Wijendran V, Hayes KC.

Dietary n-6 and n-3 fatty acid balance and cardiovascular health.

Annu Rev Nutr. 2004;24:597-615.

PMID 15189133

Abstract

Epidemiological and clinical studies have established that the n-6 fatty acid, linoleic acid (LA), and the n-3 fatty acids, linolenic acid (LNA), eicosapentaenoic acid (EPA), and docosahexaenoic acid (DHA) collectively protect against coronary heart disease (CHD). LA is the major dietary fatty acid regulating low-density lipoprotein (LDL)-C metabolism by downregulating LDL-C production and enhancing its clearance. Further, the available mass of LA is a critical factor determining the hyperlipemic effects of other dietary fat components, such as saturated and trans fatty acids, as well as cholesterol.
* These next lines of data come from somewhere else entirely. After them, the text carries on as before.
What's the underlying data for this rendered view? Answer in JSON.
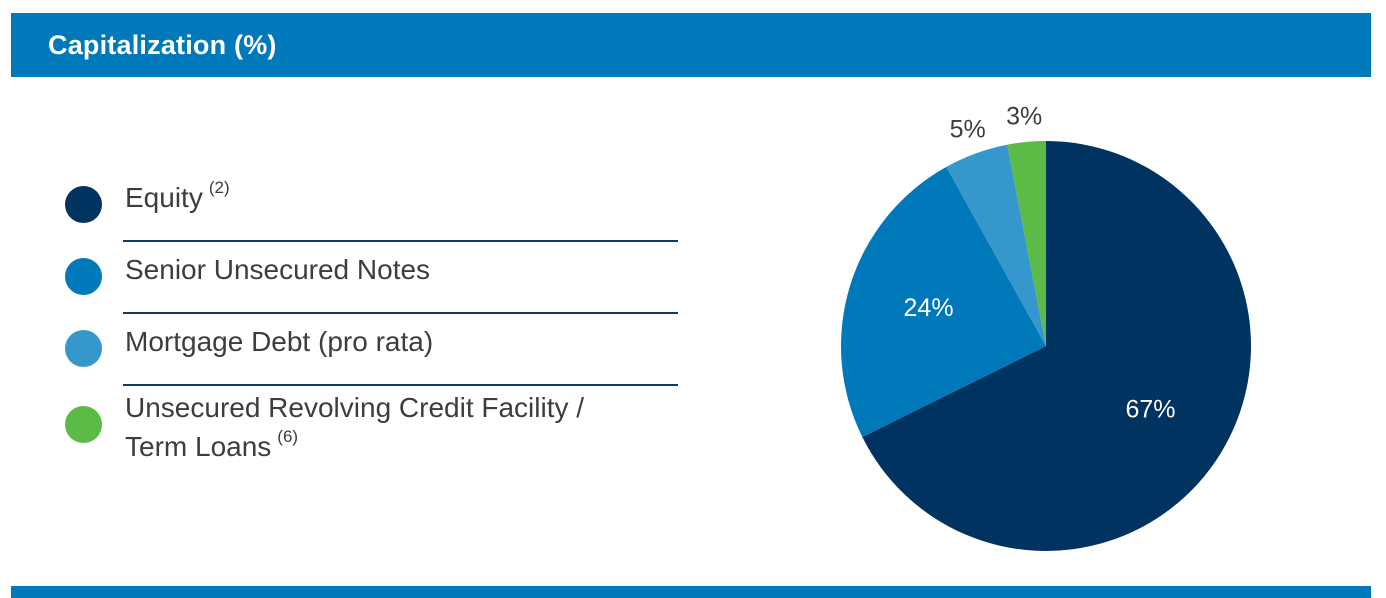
{
  "header": {
    "title": "Capitalization (%)"
  },
  "colors": {
    "header_bar": "#0079bb",
    "equity": "#00335f",
    "senior_notes": "#0079bb",
    "mortgage": "#3597cc",
    "revolver": "#5cba47"
  },
  "legend": {
    "items": [
      {
        "label": "Equity",
        "footnote": "(2)",
        "color": "#00335f"
      },
      {
        "label": "Senior Unsecured Notes",
        "footnote": "",
        "color": "#0079bb"
      },
      {
        "label": "Mortgage Debt (pro rata)",
        "footnote": "",
        "color": "#3597cc"
      },
      {
        "label_line1": "Unsecured Revolving Credit Facility /",
        "label_line2": "Term Loans",
        "footnote": "(6)",
        "color": "#5cba47"
      }
    ]
  },
  "chart_data": {
    "type": "pie",
    "title": "Capitalization (%)",
    "slices": [
      {
        "label": "Equity",
        "value": 67,
        "display": "67%",
        "color": "#00335f"
      },
      {
        "label": "Senior Unsecured Notes",
        "value": 24,
        "display": "24%",
        "color": "#0079bb"
      },
      {
        "label": "Mortgage Debt (pro rata)",
        "value": 5,
        "display": "5%",
        "color": "#3597cc"
      },
      {
        "label": "Unsecured Revolving Credit Facility / Term Loans",
        "value": 3,
        "display": "3%",
        "color": "#5cba47"
      }
    ],
    "start": "12 o'clock",
    "direction": "clockwise",
    "label_placement": {
      "Equity": "inside",
      "Senior Unsecured Notes": "inside",
      "Mortgage Debt (pro rata)": "outside",
      "Unsecured Revolving Credit Facility / Term Loans": "outside"
    }
  }
}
By contrast, n-3 fatty acids, especially EPA and DHA, are potent antiarryhthmic agents. EPA and DHA also improve vascular endothelial function and help lower blood pressure, platelet sensitivity, and the serum triglyceride level. The distinct functions of these two families make the balance between dietary n-6 and n-3 fatty acids an important consideration influencing cardiovascular health. Based on published literature describing practical dietary intakes, we suggest that consumption of ~6% en LA, 0.75% en LNA, and 0.25% en EPA + DHA represents adequate and achievable intakes for most healthy adults. This corresponds to an n-6/n-3 ratio of ~6:1. However, the absolute mass of essential fatty acids consumed, rather than their n-6/n-3 ratio, should be the first consideration when contemplating lifelong dietary habits affecting cardiovascular benefit from their intake.
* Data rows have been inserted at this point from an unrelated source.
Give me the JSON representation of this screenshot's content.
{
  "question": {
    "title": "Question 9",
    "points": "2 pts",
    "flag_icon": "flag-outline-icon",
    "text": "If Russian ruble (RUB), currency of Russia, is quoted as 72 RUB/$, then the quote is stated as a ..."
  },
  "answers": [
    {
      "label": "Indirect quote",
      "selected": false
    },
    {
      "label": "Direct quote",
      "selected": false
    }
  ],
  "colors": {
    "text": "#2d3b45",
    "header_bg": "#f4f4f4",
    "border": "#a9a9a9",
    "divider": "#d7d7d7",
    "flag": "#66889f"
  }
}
PMID 15189133


Source

Foster Biomedical Research Lab, Brandeis University, Waltham, Massachusetts 02254, USA. vwijen@brandeis.edu — Preceding unsigned comment added by Ocdnctx (talkcontribs) 02:49, 25 November 2011 (UTC)

Linoleic acid is the major regulator reducing levels of "bad" low-density lipoprotein (LDL)-Cholesterol by downregulating production and enhancing clearance PMID 15189133[edit]

[Note: emphasis below is supplied]

Wijendran V, Hayes KC.

Dietary n-6 and n-3 fatty acid balance and cardiovascular health.

Annu Rev Nutr. 2004;24:597-615.

PMID 15189133

Abstract

Epidemiological and clinical studies have established that the n-6 fatty acid, linoleic acid (LA), and the n-3 fatty acids, linolenic acid (LNA), eicosapentaenoic acid (EPA), and docosahexaenoic acid (DHA) collectively protect against coronary heart disease (CHD). LA is the major dietary fatty acid regulating low-density lipoprotein (LDL)-C metabolism by downregulating LDL-C production and enhancing its clearance. Further, the available mass of LA is a critical factor determining the hyperlipemic effects of other dietary fat components, such as saturated and trans fatty acids, as well as cholesterol. By contrast, n-3 fatty acids, especially EPA and DHA, are potent antiarryhthmic agents. EPA and DHA also improve vascular endothelial function and help lower blood pressure, platelet sensitivity, and the serum triglyceride level. The distinct functions of these two families make the balance between dietary n-6 and n-3 fatty acids an important consideration influencing cardiovascular health. Based on published literature describing practical dietary intakes, we suggest that consumption of ~6% en LA, 0.75% en LNA, and 0.25% en EPA + DHA represents adequate and achievable intakes for most healthy adults. This corresponds to an n-6/n-3 ratio of ~6:1. However, the absolute mass of essential fatty acids consumed, rather than their n-6/n-3 ratio, should be the first consideration when contemplating lifelong dietary habits affecting cardiovascular benefit from their intake.

PMID 15189133


Source

Foster Biomedical Research Lab, Brandeis University, brandeis.edu Waltham, Massachusetts 02254, USA. vwijen corresponding author Ocdnctx (talk) 02:51, 25 November 2011 (UTC)